:: PROVIDED DATA ::

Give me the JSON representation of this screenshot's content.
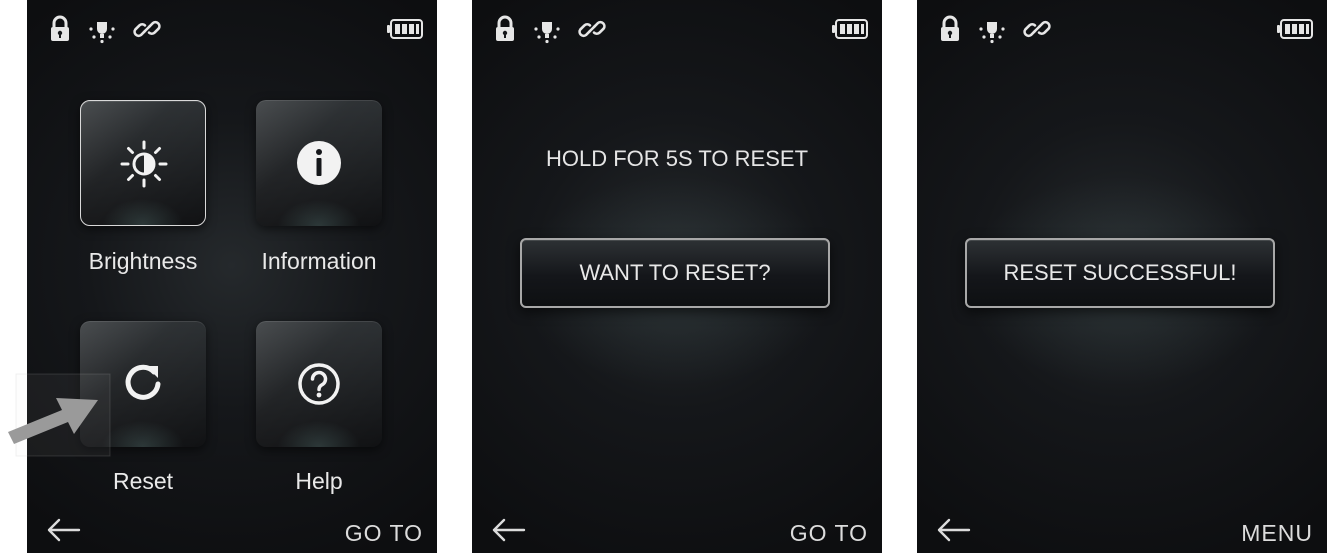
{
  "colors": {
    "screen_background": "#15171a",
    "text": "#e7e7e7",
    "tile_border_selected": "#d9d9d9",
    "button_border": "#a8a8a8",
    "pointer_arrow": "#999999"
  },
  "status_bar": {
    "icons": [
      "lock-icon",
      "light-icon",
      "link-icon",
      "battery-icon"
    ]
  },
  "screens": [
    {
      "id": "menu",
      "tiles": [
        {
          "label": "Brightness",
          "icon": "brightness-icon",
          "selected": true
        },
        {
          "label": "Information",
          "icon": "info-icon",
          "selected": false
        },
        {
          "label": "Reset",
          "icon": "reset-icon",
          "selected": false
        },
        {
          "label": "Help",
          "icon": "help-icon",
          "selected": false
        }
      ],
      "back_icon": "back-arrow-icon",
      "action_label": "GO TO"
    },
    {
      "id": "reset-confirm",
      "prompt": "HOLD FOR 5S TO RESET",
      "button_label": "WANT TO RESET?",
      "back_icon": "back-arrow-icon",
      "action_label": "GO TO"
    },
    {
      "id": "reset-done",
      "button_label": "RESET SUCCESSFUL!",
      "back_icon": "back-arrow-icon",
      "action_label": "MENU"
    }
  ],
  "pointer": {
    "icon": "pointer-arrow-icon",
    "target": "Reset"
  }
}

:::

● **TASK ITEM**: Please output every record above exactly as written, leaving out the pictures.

● **SOLUTION FOR THIS EXERCISE**:
Give me the JSON representation of this screenshot's content.
{
  "colors": {
    "screen_background": "#15171a",
    "text": "#e7e7e7",
    "tile_border_selected": "#d9d9d9",
    "button_border": "#a8a8a8",
    "pointer_arrow": "#999999"
  },
  "status_bar": {
    "icons": [
      "lock-icon",
      "light-icon",
      "link-icon",
      "battery-icon"
    ]
  },
  "screens": [
    {
      "id": "menu",
      "tiles": [
        {
          "label": "Brightness",
          "icon": "brightness-icon",
          "selected": true
        },
        {
          "label": "Information",
          "icon": "info-icon",
          "selected": false
        },
        {
          "label": "Reset",
          "icon": "reset-icon",
          "selected": false
        },
        {
          "label": "Help",
          "icon": "help-icon",
          "selected": false
        }
      ],
      "back_icon": "back-arrow-icon",
      "action_label": "GO TO"
    },
    {
      "id": "reset-confirm",
      "prompt": "HOLD FOR 5S TO RESET",
      "button_label": "WANT TO RESET?",
      "back_icon": "back-arrow-icon",
      "action_label": "GO TO"
    },
    {
      "id": "reset-done",
      "button_label": "RESET SUCCESSFUL!",
      "back_icon": "back-arrow-icon",
      "action_label": "MENU"
    }
  ],
  "pointer": {
    "icon": "pointer-arrow-icon",
    "target": "Reset"
  }
}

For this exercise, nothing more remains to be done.